Dataset rows describing interfaces
____________

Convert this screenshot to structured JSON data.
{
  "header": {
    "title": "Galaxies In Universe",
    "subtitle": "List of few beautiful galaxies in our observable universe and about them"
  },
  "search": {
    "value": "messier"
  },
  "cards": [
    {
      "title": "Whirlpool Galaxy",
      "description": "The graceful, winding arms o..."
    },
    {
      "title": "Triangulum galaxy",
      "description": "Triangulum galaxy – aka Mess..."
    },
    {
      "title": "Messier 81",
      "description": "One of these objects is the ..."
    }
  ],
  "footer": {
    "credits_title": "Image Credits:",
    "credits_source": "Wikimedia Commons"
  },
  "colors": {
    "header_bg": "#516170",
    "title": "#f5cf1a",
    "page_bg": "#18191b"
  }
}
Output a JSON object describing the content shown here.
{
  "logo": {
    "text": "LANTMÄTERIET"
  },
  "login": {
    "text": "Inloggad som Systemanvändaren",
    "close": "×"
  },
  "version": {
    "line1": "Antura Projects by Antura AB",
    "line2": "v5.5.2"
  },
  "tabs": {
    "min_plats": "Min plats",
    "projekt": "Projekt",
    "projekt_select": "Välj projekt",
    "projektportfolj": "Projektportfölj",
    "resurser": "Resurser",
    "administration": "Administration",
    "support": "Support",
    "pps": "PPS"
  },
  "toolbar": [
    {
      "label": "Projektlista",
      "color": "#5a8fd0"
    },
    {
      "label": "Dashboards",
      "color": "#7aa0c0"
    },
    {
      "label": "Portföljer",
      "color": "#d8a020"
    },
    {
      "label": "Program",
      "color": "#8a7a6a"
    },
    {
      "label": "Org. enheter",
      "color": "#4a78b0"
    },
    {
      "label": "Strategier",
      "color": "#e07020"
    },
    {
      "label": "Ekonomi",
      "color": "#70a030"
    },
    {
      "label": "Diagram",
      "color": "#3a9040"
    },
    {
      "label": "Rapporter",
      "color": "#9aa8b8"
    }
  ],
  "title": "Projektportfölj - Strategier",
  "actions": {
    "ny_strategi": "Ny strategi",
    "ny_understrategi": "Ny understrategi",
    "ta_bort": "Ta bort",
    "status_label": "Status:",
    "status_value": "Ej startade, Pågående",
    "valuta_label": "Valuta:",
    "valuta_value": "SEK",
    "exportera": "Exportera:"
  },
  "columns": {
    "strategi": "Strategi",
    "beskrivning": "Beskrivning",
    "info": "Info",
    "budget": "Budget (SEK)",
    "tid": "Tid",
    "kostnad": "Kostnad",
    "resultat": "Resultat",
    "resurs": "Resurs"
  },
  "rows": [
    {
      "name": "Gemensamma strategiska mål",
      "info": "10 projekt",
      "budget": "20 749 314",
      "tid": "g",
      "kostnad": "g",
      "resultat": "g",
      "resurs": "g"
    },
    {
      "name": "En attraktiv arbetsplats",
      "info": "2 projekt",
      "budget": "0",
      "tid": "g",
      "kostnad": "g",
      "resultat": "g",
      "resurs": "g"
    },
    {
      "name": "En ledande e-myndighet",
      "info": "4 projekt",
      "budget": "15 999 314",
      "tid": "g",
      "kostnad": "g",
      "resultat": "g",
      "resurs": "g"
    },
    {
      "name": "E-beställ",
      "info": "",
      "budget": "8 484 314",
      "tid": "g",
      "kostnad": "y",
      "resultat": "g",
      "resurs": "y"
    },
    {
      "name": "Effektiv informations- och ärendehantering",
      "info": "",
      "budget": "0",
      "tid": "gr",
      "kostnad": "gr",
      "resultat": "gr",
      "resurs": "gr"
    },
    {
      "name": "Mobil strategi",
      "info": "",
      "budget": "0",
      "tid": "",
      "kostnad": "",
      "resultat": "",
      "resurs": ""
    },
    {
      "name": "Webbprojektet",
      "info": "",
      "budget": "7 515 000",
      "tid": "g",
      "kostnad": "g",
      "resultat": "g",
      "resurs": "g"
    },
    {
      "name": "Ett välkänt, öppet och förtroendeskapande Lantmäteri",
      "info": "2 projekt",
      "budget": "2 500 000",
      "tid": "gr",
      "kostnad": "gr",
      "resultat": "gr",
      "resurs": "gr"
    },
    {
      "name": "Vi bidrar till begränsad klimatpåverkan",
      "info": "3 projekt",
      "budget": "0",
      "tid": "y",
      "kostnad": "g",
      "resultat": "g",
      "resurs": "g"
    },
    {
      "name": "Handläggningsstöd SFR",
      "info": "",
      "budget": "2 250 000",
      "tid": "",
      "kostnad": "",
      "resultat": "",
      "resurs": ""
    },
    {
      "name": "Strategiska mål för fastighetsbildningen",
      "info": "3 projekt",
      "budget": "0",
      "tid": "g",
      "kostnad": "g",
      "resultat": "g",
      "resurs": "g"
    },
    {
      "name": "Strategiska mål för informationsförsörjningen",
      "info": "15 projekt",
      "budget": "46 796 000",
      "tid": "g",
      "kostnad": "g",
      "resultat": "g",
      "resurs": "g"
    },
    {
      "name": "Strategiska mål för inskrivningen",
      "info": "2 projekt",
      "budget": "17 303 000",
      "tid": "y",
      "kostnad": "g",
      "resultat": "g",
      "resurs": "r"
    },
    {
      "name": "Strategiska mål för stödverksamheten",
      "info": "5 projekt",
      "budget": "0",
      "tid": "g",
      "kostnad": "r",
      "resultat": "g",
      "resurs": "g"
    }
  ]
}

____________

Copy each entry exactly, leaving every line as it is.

Convert this screenshot to structured JSON data.
{
  "header": {
    "title": "Galaxies In Universe",
    "subtitle": "List of few beautiful galaxies in our observable universe and about them"
  },
  "search": {
    "value": "messier"
  },
  "cards": [
    {
      "title": "Whirlpool Galaxy",
      "description": "The graceful, winding arms o..."
    },
    {
      "title": "Triangulum galaxy",
      "description": "Triangulum galaxy – aka Mess..."
    },
    {
      "title": "Messier 81",
      "description": "One of these objects is the ..."
    }
  ],
  "footer": {
    "credits_title": "Image Credits:",
    "credits_source": "Wikimedia Commons"
  },
  "colors": {
    "header_bg": "#516170",
    "title": "#f5cf1a",
    "page_bg": "#18191b"
  }
}
Output a JSON object describing the content shown here.
{
  "logo": {
    "text": "LANTMÄTERIET"
  },
  "login": {
    "text": "Inloggad som Systemanvändaren",
    "close": "×"
  },
  "version": {
    "line1": "Antura Projects by Antura AB",
    "line2": "v5.5.2"
  },
  "tabs": {
    "min_plats": "Min plats",
    "projekt": "Projekt",
    "projekt_select": "Välj projekt",
    "projektportfolj": "Projektportfölj",
    "resurser": "Resurser",
    "administration": "Administration",
    "support": "Support",
    "pps": "PPS"
  },
  "toolbar": [
    {
      "label": "Projektlista",
      "color": "#5a8fd0"
    },
    {
      "label": "Dashboards",
      "color": "#7aa0c0"
    },
    {
      "label": "Portföljer",
      "color": "#d8a020"
    },
    {
      "label": "Program",
      "color": "#8a7a6a"
    },
    {
      "label": "Org. enheter",
      "color": "#4a78b0"
    },
    {
      "label": "Strategier",
      "color": "#e07020"
    },
    {
      "label": "Ekonomi",
      "color": "#70a030"
    },
    {
      "label": "Diagram",
      "color": "#3a9040"
    },
    {
      "label": "Rapporter",
      "color": "#9aa8b8"
    }
  ],
  "title": "Projektportfölj - Strategier",
  "actions": {
    "ny_strategi": "Ny strategi",
    "ny_understrategi": "Ny understrategi",
    "ta_bort": "Ta bort",
    "status_label": "Status:",
    "status_value": "Ej startade, Pågående",
    "valuta_label": "Valuta:",
    "valuta_value": "SEK",
    "exportera": "Exportera:"
  },
  "columns": {
    "strategi": "Strategi",
    "beskrivning": "Beskrivning",
    "info": "Info",
    "budget": "Budget (SEK)",
    "tid": "Tid",
    "kostnad": "Kostnad",
    "resultat": "Resultat",
    "resurs": "Resurs"
  },
  "rows": [
    {
      "name": "Gemensamma strategiska mål",
      "info": "10 projekt",
      "budget": "20 749 314",
      "tid": "g",
      "kostnad": "g",
      "resultat": "g",
      "resurs": "g"
    },
    {
      "name": "En attraktiv arbetsplats",
      "info": "2 projekt",
      "budget": "0",
      "tid": "g",
      "kostnad": "g",
      "resultat": "g",
      "resurs": "g"
    },
    {
      "name": "En ledande e-myndighet",
      "info": "4 projekt",
      "budget": "15 999 314",
      "tid": "g",
      "kostnad": "g",
      "resultat": "g",
      "resurs": "g"
    },
    {
      "name": "E-beställ",
      "info": "",
      "budget": "8 484 314",
      "tid": "g",
      "kostnad": "y",
      "resultat": "g",
      "resurs": "y"
    },
    {
      "name": "Effektiv informations- och ärendehantering",
      "info": "",
      "budget": "0",
      "tid": "gr",
      "kostnad": "gr",
      "resultat": "gr",
      "resurs": "gr"
    },
    {
      "name": "Mobil strategi",
      "info": "",
      "budget": "0",
      "tid": "",
      "kostnad": "",
      "resultat": "",
      "resurs": ""
    },
    {
      "name": "Webbprojektet",
      "info": "",
      "budget": "7 515 000",
      "tid": "g",
      "kostnad": "g",
      "resultat": "g",
      "resurs": "g"
    },
    {
      "name": "Ett välkänt, öppet och förtroendeskapande Lantmäteri",
      "info": "2 projekt",
      "budget": "2 500 000",
      "tid": "gr",
      "kostnad": "gr",
      "resultat": "gr",
      "resurs": "gr"
    },
    {
      "name": "Vi bidrar till begränsad klimatpåverkan",
      "info": "3 projekt",
      "budget": "0",
      "tid": "y",
      "kostnad": "g",
      "resultat": "g",
      "resurs": "g"
    },
    {
      "name": "Handläggningsstöd SFR",
      "info": "",
      "budget": "2 250 000",
      "tid": "",
      "kostnad": "",
      "resultat": "",
      "resurs": ""
    },
    {
      "name": "Strategiska mål för fastighetsbildningen",
      "info": "3 projekt",
      "budget": "0",
      "tid": "g",
      "kostnad": "g",
      "resultat": "g",
      "resurs": "g"
    },
    {
      "name": "Strategiska mål för informationsförsörjningen",
      "info": "15 projekt",
      "budget": "46 796 000",
      "tid": "g",
      "kostnad": "g",
      "resultat": "g",
      "resurs": "g"
    },
    {
      "name": "Strategiska mål för inskrivningen",
      "info": "2 projekt",
      "budget": "17 303 000",
      "tid": "y",
      "kostnad": "g",
      "resultat": "g",
      "resurs": "r"
    },
    {
      "name": "Strategiska mål för stödverksamheten",
      "info": "5 projekt",
      "budget": "0",
      "tid": "g",
      "kostnad": "r",
      "resultat": "g",
      "resurs": "g"
    }
  ]
}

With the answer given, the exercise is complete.